What is needed
Among the lines below, which ones contain the word "this"? Copy every such line.

Provided material

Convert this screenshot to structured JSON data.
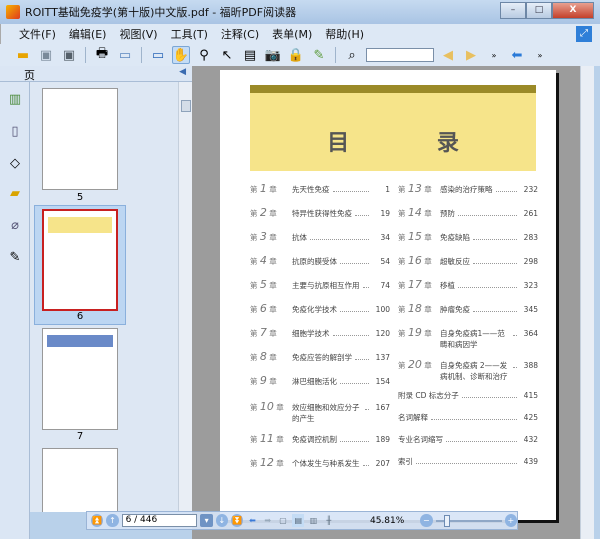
{
  "window": {
    "title": "ROITT基础免疫学(第十版)中文版.pdf - 福昕PDF阅读器",
    "min": "–",
    "max": "□",
    "close": "X"
  },
  "menu": [
    "文件(F)",
    "编辑(E)",
    "视图(V)",
    "工具(T)",
    "注释(C)",
    "表单(M)",
    "帮助(H)"
  ],
  "panel": {
    "title": "页",
    "thumbs": [
      {
        "label": "5"
      },
      {
        "label": "6"
      },
      {
        "label": "7"
      }
    ]
  },
  "search": {
    "value": ""
  },
  "doc": {
    "heading": "目 录",
    "left": [
      {
        "ch": "1",
        "t": "先天性免疫",
        "p": "1"
      },
      {
        "ch": "2",
        "t": "特异性获得性免疫",
        "p": "19"
      },
      {
        "ch": "3",
        "t": "抗体",
        "p": "34"
      },
      {
        "ch": "4",
        "t": "抗原的膜受体",
        "p": "54"
      },
      {
        "ch": "5",
        "t": "主要与抗原相互作用",
        "p": "74"
      },
      {
        "ch": "6",
        "t": "免疫化学技术",
        "p": "100"
      },
      {
        "ch": "7",
        "t": "细胞学技术",
        "p": "120"
      },
      {
        "ch": "8",
        "t": "免疫应答的解剖学",
        "p": "137"
      },
      {
        "ch": "9",
        "t": "淋巴细胞活化",
        "p": "154"
      },
      {
        "ch": "10",
        "t": "效应细胞和效应分子的产生",
        "p": "167"
      },
      {
        "ch": "11",
        "t": "免疫调控机制",
        "p": "189"
      },
      {
        "ch": "12",
        "t": "个体发生与种系发生",
        "p": "207"
      }
    ],
    "right": [
      {
        "ch": "13",
        "t": "感染的治疗策略",
        "p": "232"
      },
      {
        "ch": "14",
        "t": "预防",
        "p": "261"
      },
      {
        "ch": "15",
        "t": "免疫缺陷",
        "p": "283"
      },
      {
        "ch": "16",
        "t": "超敏反应",
        "p": "298"
      },
      {
        "ch": "17",
        "t": "移植",
        "p": "323"
      },
      {
        "ch": "18",
        "t": "肿瘤免疫",
        "p": "345"
      },
      {
        "ch": "19",
        "t": "自身免疫病1——范畴和病因学",
        "p": "364"
      },
      {
        "ch": "20",
        "t": "自身免疫病 2——发病机制、诊断和治疗",
        "p": "388"
      },
      {
        "ch": "",
        "t": "附录  CD 标志分子",
        "p": "415"
      },
      {
        "ch": "",
        "t": "名词解释",
        "p": "425"
      },
      {
        "ch": "",
        "t": "专业名词缩写",
        "p": "432"
      },
      {
        "ch": "",
        "t": "索引",
        "p": "439"
      }
    ],
    "ch_prefix": "第",
    "ch_suffix": "章"
  },
  "nav": {
    "page": "6 / 446",
    "zoom": "45.81%"
  }
}
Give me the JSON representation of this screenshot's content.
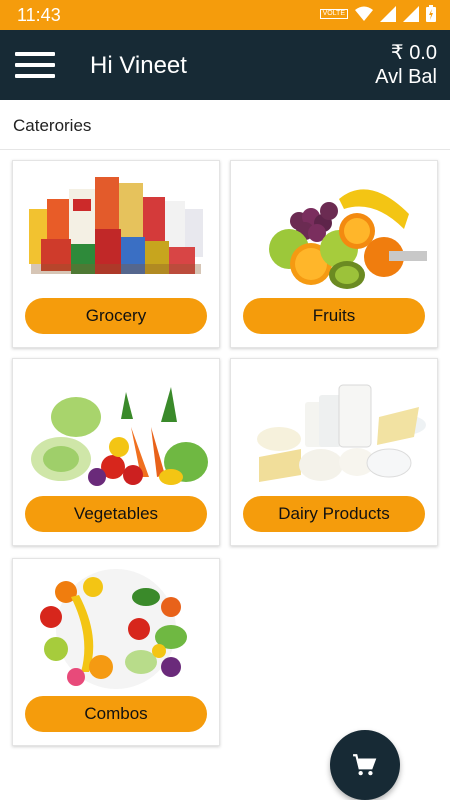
{
  "status_bar": {
    "time": "11:43",
    "icons": [
      "volte-badge-icon",
      "wifi-icon",
      "signal-icon",
      "signal-icon",
      "battery-icon"
    ],
    "volte_label": "VOLTE",
    "color": "#f59c0c"
  },
  "app_bar": {
    "greeting": "Hi Vineet",
    "balance_amount": "₹ 0.0",
    "balance_label": "Avl Bal",
    "color": "#172a35"
  },
  "section_title": "Caterories",
  "categories": [
    {
      "label": "Grocery",
      "image": "grocery-products-image"
    },
    {
      "label": "Fruits",
      "image": "fruits-image"
    },
    {
      "label": "Vegetables",
      "image": "vegetables-image"
    },
    {
      "label": "Dairy Products",
      "image": "dairy-products-image"
    },
    {
      "label": "Combos",
      "image": "combos-image"
    }
  ],
  "fab": {
    "icon": "cart-icon"
  },
  "colors": {
    "accent": "#f59c0c",
    "dark": "#172a35"
  }
}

Response
Convert this screenshot to structured JSON data.
Give me the JSON representation of this screenshot's content.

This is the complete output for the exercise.